Scan the entries below for the word "this", then copy each line that holds it.

◇ ◇ ◇ ◇ ◇

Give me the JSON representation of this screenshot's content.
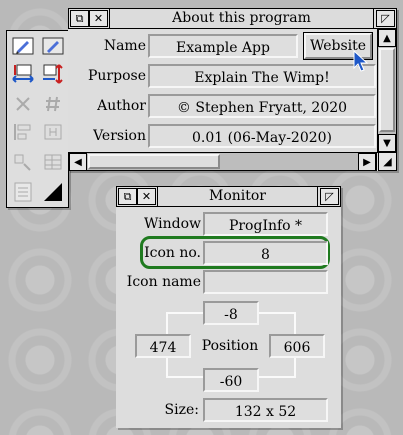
{
  "about": {
    "title": "About this program",
    "rows": [
      {
        "label": "Name",
        "value": "Example App"
      },
      {
        "label": "Purpose",
        "value": "Explain The Wimp!"
      },
      {
        "label": "Author",
        "value": "© Stephen Fryatt, 2020"
      },
      {
        "label": "Version",
        "value": "0.01 (06-May-2020)"
      }
    ],
    "website_button": "Website"
  },
  "monitor": {
    "title": "Monitor",
    "window_label": "Window",
    "window_value": "ProgInfo *",
    "icon_no_label": "Icon no.",
    "icon_no_value": "8",
    "icon_name_label": "Icon name",
    "icon_name_value": "",
    "position_label": "Position",
    "pos_top": "-8",
    "pos_left": "474",
    "pos_right": "606",
    "pos_bottom": "-60",
    "size_label": "Size:",
    "size_value": "132 x 52"
  },
  "colors": {
    "highlight": "#1f7a1f",
    "window_bg": "#dddddd",
    "pointer": "#1e58c8"
  },
  "icons": {
    "toolbox": [
      "edit-icon",
      "edit-alt-icon",
      "move-icon",
      "move-resize-icon",
      "cross-icon",
      "hash-icon",
      "align-left-icon",
      "align-horizontal-icon",
      "resize-corner-icon",
      "grid-icon",
      "list-icon",
      "black-triangle-icon"
    ],
    "pointer": "mouse-pointer-icon"
  }
}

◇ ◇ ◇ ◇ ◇

• Response to the task
Give me the JSON representation of this screenshot's content.
    "title": "About this program",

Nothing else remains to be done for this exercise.